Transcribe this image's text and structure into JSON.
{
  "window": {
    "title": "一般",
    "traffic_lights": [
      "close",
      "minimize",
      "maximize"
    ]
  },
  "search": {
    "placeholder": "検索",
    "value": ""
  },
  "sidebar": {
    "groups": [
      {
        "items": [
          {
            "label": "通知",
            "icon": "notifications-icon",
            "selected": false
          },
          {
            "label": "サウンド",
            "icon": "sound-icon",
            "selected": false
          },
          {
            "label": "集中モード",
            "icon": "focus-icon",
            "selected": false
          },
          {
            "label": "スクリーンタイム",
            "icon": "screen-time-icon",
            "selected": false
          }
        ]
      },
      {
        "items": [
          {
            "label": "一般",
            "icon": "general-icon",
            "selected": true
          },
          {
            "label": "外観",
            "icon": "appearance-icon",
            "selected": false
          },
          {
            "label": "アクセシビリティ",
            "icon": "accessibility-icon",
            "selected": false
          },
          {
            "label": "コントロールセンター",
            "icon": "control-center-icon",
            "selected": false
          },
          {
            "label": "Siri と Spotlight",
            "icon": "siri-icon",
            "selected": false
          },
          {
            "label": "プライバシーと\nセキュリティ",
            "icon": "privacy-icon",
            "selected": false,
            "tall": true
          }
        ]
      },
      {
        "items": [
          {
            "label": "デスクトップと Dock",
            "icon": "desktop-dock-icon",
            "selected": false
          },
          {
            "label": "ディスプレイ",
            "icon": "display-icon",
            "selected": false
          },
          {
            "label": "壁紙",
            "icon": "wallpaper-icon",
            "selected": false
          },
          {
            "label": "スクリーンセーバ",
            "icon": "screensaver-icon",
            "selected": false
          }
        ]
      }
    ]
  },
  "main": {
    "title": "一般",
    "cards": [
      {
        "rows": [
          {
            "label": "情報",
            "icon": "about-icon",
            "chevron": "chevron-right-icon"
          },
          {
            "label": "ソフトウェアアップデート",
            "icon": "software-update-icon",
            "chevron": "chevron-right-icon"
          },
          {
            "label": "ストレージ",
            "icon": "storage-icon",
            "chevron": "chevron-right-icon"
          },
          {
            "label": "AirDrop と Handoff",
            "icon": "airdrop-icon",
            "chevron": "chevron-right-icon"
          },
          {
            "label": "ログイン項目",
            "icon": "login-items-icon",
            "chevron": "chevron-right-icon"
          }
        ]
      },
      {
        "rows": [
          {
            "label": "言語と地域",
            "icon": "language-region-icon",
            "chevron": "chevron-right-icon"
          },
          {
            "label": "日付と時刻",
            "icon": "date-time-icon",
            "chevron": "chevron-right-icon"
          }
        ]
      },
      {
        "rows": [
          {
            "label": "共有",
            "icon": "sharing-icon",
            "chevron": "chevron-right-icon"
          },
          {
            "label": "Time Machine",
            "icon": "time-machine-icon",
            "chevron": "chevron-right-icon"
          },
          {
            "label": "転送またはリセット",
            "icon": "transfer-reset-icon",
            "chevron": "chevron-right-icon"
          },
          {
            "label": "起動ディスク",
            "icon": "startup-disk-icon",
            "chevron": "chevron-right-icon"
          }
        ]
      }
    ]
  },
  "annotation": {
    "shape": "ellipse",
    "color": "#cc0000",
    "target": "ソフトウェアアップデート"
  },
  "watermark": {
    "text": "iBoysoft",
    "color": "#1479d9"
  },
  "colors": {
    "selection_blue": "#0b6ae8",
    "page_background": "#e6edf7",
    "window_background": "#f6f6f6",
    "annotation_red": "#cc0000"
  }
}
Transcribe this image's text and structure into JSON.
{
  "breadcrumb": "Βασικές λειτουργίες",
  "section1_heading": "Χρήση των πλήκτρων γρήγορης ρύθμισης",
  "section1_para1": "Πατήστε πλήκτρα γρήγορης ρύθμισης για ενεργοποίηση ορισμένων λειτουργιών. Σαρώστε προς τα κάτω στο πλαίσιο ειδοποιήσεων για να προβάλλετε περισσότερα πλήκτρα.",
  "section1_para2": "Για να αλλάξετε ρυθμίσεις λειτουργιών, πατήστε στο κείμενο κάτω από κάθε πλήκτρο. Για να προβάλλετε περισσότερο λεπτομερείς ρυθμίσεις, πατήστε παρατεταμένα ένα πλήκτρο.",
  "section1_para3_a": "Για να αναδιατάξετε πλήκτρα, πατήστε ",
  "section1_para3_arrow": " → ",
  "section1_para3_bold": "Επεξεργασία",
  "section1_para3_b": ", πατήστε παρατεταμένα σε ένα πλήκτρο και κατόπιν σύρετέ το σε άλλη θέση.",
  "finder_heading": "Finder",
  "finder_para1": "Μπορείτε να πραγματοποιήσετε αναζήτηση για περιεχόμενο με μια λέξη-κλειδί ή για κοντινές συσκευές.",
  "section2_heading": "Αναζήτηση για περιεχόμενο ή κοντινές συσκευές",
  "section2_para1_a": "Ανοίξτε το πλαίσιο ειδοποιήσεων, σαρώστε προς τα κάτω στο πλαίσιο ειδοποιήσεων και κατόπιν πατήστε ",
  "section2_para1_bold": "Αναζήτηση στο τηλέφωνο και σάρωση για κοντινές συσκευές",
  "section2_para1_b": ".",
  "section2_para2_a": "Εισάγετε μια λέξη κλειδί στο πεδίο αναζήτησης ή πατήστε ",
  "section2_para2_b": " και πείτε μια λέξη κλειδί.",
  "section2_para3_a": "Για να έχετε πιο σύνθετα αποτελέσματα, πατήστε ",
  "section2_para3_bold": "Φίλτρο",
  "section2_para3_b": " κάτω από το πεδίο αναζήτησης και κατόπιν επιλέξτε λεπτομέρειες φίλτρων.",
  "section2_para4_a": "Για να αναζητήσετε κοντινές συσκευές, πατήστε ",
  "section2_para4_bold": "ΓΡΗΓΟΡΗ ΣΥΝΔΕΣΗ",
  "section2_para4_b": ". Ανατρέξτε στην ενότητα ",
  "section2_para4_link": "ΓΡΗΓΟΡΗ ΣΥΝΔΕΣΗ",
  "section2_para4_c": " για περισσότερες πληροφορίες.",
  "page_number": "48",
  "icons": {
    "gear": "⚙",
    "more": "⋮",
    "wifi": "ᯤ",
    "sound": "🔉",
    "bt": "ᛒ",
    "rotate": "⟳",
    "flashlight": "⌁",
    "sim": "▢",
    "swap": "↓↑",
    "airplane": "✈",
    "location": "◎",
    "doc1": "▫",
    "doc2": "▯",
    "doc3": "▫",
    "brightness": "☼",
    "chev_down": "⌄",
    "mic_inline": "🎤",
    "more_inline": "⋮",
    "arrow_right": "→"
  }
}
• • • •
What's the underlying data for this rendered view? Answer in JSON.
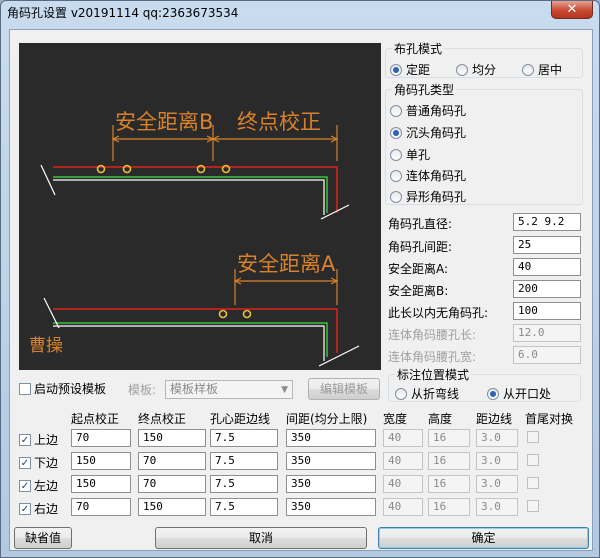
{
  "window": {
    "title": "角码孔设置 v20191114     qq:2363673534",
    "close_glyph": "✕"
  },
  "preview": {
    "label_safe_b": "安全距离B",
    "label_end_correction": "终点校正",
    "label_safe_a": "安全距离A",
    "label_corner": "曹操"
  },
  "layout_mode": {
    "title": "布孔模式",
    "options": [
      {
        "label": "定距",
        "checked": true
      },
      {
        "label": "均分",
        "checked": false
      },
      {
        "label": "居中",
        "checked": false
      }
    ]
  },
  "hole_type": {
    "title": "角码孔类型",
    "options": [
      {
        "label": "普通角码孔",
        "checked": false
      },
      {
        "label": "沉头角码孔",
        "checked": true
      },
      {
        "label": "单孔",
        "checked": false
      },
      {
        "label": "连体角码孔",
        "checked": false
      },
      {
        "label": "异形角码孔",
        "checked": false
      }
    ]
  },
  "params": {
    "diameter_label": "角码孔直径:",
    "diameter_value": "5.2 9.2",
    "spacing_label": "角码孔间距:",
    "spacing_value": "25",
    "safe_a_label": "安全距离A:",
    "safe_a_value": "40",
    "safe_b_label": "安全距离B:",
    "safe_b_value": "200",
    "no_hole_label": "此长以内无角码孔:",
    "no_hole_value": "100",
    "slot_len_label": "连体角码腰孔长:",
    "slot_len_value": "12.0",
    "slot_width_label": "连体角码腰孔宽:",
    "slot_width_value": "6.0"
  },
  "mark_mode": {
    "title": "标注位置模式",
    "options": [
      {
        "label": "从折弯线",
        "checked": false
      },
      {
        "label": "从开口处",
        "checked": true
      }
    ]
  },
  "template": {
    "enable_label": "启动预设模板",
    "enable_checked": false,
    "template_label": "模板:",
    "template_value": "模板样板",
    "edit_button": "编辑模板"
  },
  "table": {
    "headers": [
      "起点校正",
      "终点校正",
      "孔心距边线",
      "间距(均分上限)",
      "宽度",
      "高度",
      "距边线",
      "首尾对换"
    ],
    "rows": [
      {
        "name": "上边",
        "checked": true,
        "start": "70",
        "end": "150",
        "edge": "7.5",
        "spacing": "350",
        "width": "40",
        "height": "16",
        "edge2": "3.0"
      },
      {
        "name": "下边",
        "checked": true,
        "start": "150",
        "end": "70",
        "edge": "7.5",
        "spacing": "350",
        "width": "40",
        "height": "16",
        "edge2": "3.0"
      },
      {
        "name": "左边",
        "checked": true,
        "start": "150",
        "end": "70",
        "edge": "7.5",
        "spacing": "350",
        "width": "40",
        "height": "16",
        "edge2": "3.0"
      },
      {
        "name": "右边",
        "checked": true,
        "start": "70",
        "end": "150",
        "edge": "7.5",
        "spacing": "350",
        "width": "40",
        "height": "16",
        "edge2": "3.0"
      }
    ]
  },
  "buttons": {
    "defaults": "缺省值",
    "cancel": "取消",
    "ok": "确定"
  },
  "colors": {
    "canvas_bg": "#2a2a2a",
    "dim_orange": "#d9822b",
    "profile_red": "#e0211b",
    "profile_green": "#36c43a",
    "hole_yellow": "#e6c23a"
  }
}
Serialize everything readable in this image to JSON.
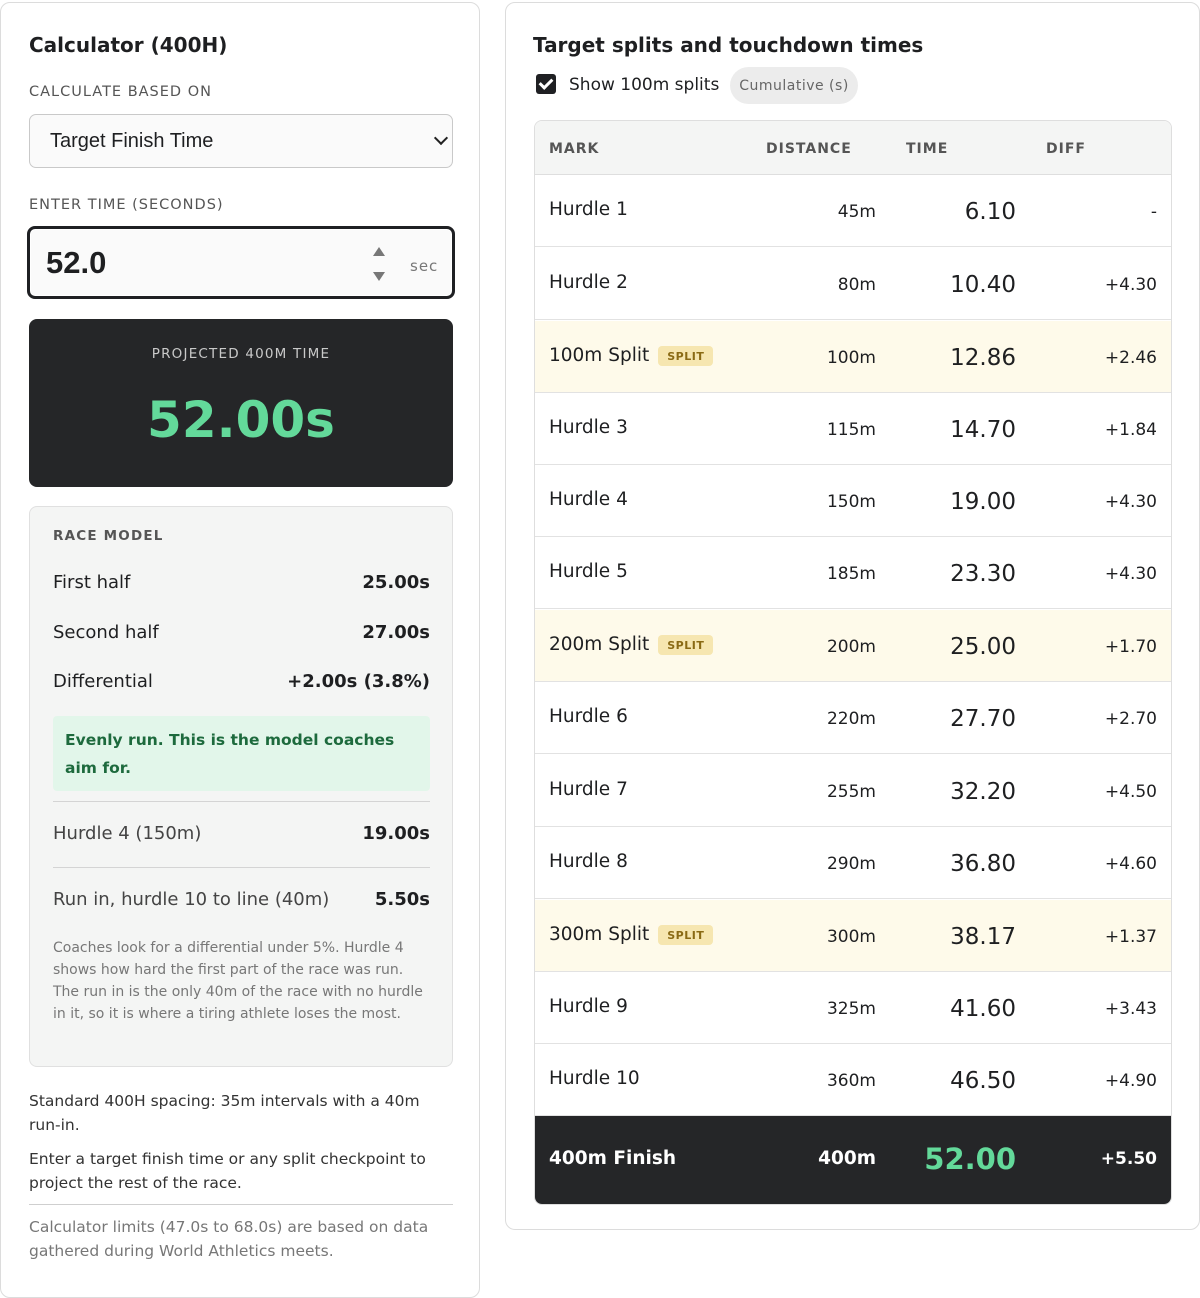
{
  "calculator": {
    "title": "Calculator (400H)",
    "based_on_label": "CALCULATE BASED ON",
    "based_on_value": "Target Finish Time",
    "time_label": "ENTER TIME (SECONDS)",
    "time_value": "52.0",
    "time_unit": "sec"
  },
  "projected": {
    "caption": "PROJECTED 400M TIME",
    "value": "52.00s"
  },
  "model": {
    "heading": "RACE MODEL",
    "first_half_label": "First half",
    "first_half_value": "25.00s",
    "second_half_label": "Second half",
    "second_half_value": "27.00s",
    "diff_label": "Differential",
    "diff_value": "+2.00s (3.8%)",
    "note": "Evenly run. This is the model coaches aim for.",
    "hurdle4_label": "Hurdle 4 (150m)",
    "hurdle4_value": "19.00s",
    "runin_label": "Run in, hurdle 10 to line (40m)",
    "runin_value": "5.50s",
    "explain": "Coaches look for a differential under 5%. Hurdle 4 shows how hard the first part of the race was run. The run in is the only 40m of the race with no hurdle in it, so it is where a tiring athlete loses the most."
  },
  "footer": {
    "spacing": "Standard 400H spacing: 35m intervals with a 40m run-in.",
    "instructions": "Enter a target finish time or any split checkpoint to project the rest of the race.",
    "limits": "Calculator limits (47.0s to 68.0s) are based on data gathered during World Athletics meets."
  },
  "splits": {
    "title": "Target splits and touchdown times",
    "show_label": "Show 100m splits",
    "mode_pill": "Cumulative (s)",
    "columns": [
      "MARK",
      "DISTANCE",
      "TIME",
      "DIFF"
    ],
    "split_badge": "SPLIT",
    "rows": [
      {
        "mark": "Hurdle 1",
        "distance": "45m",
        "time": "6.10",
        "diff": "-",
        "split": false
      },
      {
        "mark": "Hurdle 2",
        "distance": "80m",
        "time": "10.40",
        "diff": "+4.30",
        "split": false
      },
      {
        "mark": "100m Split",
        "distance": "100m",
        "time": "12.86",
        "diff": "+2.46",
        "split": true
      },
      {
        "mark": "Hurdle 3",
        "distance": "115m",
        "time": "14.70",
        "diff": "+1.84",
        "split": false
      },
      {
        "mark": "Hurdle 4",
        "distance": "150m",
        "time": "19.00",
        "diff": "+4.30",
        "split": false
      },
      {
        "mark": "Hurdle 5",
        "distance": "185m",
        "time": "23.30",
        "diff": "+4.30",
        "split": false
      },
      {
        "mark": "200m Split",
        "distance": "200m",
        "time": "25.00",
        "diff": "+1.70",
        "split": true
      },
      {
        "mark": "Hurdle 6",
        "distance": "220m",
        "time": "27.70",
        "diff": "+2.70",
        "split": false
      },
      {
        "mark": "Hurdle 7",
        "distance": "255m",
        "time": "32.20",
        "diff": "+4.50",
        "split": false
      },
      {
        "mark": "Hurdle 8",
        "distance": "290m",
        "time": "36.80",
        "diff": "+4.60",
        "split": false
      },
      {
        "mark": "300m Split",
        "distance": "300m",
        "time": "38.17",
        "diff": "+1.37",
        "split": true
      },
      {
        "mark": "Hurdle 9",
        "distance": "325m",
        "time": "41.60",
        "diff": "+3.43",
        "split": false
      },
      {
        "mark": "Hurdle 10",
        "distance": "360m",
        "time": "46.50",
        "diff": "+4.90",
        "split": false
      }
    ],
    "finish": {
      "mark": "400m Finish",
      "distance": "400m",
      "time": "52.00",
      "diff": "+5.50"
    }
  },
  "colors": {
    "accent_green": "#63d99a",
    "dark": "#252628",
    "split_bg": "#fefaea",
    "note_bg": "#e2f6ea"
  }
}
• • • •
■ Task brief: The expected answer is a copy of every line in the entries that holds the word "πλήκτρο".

■ Problem solution:
  "section1_para2": "Για να αλλάξετε ρυθμίσεις λειτουργιών, πατήστε στο κείμενο κάτω από κάθε πλήκτρο. Για να προβάλλετε περισσότερο λεπτομερείς ρυθμίσεις, πατήστε παρατεταμένα ένα πλήκτρο.",
  "section1_para3_b": ", πατήστε παρατεταμένα σε ένα πλήκτρο και κατόπιν σύρετέ το σε άλλη θέση.",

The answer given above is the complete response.